Arthur Little's European Center
at Heart of Business Model
Corporate real estate strategies are often glaringly out of step with their companies' overall business models.
Just the opposite is true, though, in the recent European location move by global consulting firm Arthur D. Little (ADL at www.adlittle.com). In fact, the decision to center ADL's European technology management business in Cambridge Science Park (www.cambridge-science-park.com) is an integral part of the new business model that's being implemented by Cambridge Consultants Ltd. (CCL at www.camcon.co.uk), which has been ADL's European technology arm since 1972.
That Cambridge Science Park location northeast of London will serve as the base of operations for the coordination, management and implementation of ADL's Technology and Innovation Management (EuroTIM) services. EuroTIM business units assist clients in generating, applying and managing technology.
Centering EuroTIM activities in Cambridge provides the setting necessary in implementing the new business model, according to CCL Managing Director Howard Biddle.
"Our new business model describes our route to becoming the foremost technology innovator in the world," Biddle asserts. "The model facilitates us to forming partnerships [and] gives us the freedom to experiment with innovative ideas and to create new businesses.
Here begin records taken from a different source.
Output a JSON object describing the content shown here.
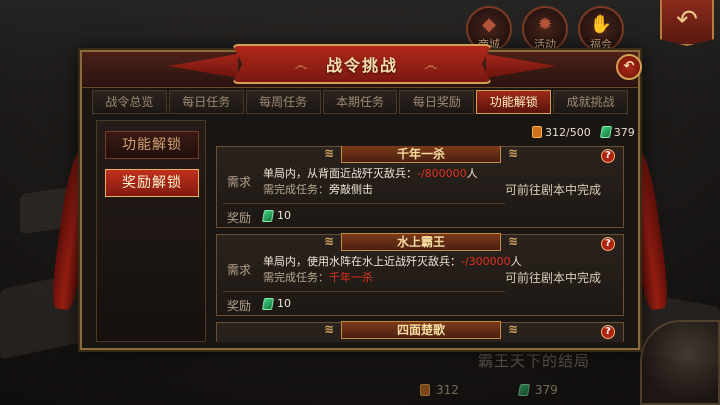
{
  "hud": {
    "top_icons": [
      {
        "label": "商城",
        "icon": "shop-icon"
      },
      {
        "label": "活动",
        "icon": "event-icon"
      },
      {
        "label": "福会",
        "icon": "welfare-icon"
      }
    ],
    "back_icon": "back-arrow-icon",
    "bottom_banner": "霸王天下的结局",
    "bottom_values": [
      "312",
      "379"
    ]
  },
  "panel": {
    "title": "战令挑战",
    "close_icon": "close-icon"
  },
  "tabs": [
    {
      "label": "战令总览",
      "active": false
    },
    {
      "label": "每日任务",
      "active": false
    },
    {
      "label": "每周任务",
      "active": false
    },
    {
      "label": "本期任务",
      "active": false
    },
    {
      "label": "每日奖励",
      "active": false
    },
    {
      "label": "功能解锁",
      "active": true
    },
    {
      "label": "成就挑战",
      "active": false
    }
  ],
  "sidebar": {
    "items": [
      {
        "label": "功能解锁",
        "active": false
      },
      {
        "label": "奖励解锁",
        "active": true
      }
    ]
  },
  "resources": {
    "scroll": "312/500",
    "jade": "379"
  },
  "labels": {
    "requirement": "需求",
    "reward": "奖励",
    "prereq_prefix": "需完成任务："
  },
  "cards": [
    {
      "title": "千年一杀",
      "desc_prefix": "单局内，从背面近战歼灭敌兵：",
      "progress": "-/800000",
      "desc_suffix": "人",
      "prereq": "旁敲侧击",
      "prereq_done": true,
      "reward": "10",
      "status": "可前往剧本中完成"
    },
    {
      "title": "水上霸王",
      "desc_prefix": "单局内，使用水阵在水上近战歼灭敌兵：",
      "progress": "-/300000",
      "desc_suffix": "人",
      "prereq": "千年一杀",
      "prereq_done": false,
      "reward": "10",
      "status": "可前往剧本中完成"
    },
    {
      "title": "四面楚歌"
    }
  ],
  "colors": {
    "accent_red": "#c0301c",
    "gold_border": "#d4a052",
    "warning_red": "#e2321e"
  }
}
We can do all this while continuing to offer our clients the security of working with a globally established firm."
As Biddle and other CCL officials explained, the new business model is designed to "increase radically" CCL's rate of creating, incubating and launching new ventures. Business areas already designated under the new plan for business development include e-commerce, drug delivery devices, digital printing and micro-controllers, officials explained.
CCL officials provided some of the details of how the new model will promote spin-offs. Business areas in which company officials see high growth potential will become distinct, specialized business units, they explained. Those units will then self-manage their own day-to-day activities, and they will be free to recruit from within the company's core business or from outside the company.
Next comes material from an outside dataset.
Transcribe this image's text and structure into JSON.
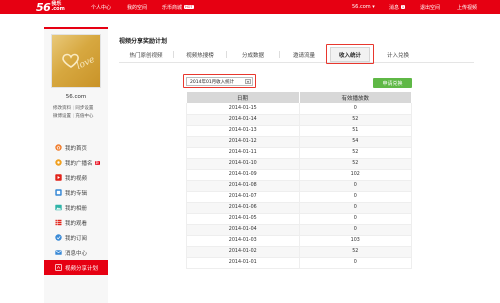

Those new units, though, will be "coordinated" from the company's core business, which will provide them with systems and support, officials added. Funding for the new business units will come from a Technology Investment Board that new CEO ADL Lorenzo Lamadrid has created.
The Cambridge Science Park has already proved to be fertile turf for one major CCL spin-off, Cambridge Silicon Radio, which was developed last year. More CCL spin-offs will be announced during 2000, company officials explained.
Employee recruitment and retention issues were also part of the location decision.
For one thing, the Cambridge concentration will facilitate what CCL officials called "an increasingly . . . merit-driven career structure."
Employees will be able to choose whether they can best advance their careers from within the core business units or from the new business units, according to CCL officials.
In addition, the Cambridge location also puts the operation in the center of a high-skill labor pool, as well as a large group of high-quality companies with which to cooperate.
Currently, 64 companies employing some 4,000 people are located inside the park. And the city of Cambridge includes operations for some 1,200 companies that employ around 35,000 people.
Increased synergies between CCL and parent ADL are another benefit that company officials are hoping that the new location will facilitate.
Said Steve Bone, leader of ADL's EuroTIM practice "ADL's technology and innovation management businesses are enjoying remarkable success across Europe. We are recruiting aggressively to take advantage of the opportunity for growth that has been provided by our success.
"To focus this growth on Cambridge, one of the most advanced centers for technology in Europe, is a great decision," Bone continued. "In conjunction with the development of the Cambridge campus, it will enable us to raise our services to new levels."
Added Biddle, "I'm delighted that the Cambridge Campus is to be the focus of ADL's technology interests for Europe. Such a close integration of a broad range of technology-related services means that both CCL's technology development services and ADL's consulting practices can accommodate clients' needs with a far greater flexibility than can our competitors.
"It's a perfect illustration," Biddle said, "of how the whole can be greater than the sum of the parts."
CCL and ADL officials may be hoping that the success of the European center ultimately mirrors that of Cambridge Science Park. But they're certainly hoping that their success isn't so long in coming.
Located on the northeastern edge of the city of Cambridge, the Cambridge Science Park site has belonged to Trinity College since that educational institution's 1546 founding by King Henry VIII.
But the site was primarily used as farmland well into the 1940s. During World War II, though, it was requisitioned by the U.S. Army, which used it to prepare vehicles and tanks for the D-Day landings in Europe.
For years afterward, the property was largely neglected. Finally, local officials in 1970 set out to develop a science park that echoed the groundbreaking Stanford Park created in the 1960s in the U.S.
At first, few businesses flocked to the site. But by the 1980s more and businesses were beginning to realize that the economy was undergoing a fundamental shift. And that dawning realization was the trigger in Cambridge Science Park's transformation into an R&D hotbed.
We wonder how Henry the VIII would feel about all this. Marriage-minded, we're sure.
©2000 Conway Data, Inc. All rights reserved. Data is from many sources and is not warranted to be accurate or current.